HOW TO COMPLETE THIS TASK - Scan the entries below, and for each line that includes the word "label", make a copy.

Top of LISTED RECORDS

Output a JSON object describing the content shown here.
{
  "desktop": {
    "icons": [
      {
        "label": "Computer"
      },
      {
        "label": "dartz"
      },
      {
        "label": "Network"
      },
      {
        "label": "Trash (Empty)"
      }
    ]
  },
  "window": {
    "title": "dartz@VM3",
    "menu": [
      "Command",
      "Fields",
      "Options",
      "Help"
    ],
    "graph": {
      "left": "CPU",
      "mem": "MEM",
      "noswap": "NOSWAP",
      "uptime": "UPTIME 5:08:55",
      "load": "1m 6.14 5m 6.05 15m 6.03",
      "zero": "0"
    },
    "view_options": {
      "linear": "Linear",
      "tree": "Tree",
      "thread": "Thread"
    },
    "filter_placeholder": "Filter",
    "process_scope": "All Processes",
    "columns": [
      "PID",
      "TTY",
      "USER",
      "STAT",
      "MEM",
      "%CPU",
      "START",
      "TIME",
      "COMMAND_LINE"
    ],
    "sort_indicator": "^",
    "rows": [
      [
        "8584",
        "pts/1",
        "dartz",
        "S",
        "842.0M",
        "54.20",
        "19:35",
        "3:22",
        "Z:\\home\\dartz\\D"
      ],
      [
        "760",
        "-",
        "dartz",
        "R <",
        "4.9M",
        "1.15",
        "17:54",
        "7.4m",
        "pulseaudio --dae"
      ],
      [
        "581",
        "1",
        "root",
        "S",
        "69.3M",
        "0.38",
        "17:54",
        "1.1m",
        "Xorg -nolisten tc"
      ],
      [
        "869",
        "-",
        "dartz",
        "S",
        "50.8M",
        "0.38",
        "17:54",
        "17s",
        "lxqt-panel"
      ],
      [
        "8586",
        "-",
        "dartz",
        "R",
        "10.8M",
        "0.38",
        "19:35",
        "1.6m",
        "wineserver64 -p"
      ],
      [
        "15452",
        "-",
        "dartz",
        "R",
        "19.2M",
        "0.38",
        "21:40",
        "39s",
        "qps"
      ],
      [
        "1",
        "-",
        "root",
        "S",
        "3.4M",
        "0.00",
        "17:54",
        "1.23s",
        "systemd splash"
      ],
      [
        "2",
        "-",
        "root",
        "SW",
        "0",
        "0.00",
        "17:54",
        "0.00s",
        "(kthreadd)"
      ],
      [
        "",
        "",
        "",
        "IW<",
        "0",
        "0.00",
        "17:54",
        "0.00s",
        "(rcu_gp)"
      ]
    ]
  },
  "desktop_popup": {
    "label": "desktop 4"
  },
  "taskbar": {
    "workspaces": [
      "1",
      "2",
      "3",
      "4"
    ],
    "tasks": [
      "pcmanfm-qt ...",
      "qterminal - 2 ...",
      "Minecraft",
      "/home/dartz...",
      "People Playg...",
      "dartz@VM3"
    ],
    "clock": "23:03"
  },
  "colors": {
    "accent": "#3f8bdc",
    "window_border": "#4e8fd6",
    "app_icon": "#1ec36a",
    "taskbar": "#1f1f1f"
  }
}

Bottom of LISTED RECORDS

TASK SOLUTION -
        "label": "Computer"
        "label": "dartz"
        "label": "Network"
        "label": "Trash (Empty)"
    "label": "desktop 4"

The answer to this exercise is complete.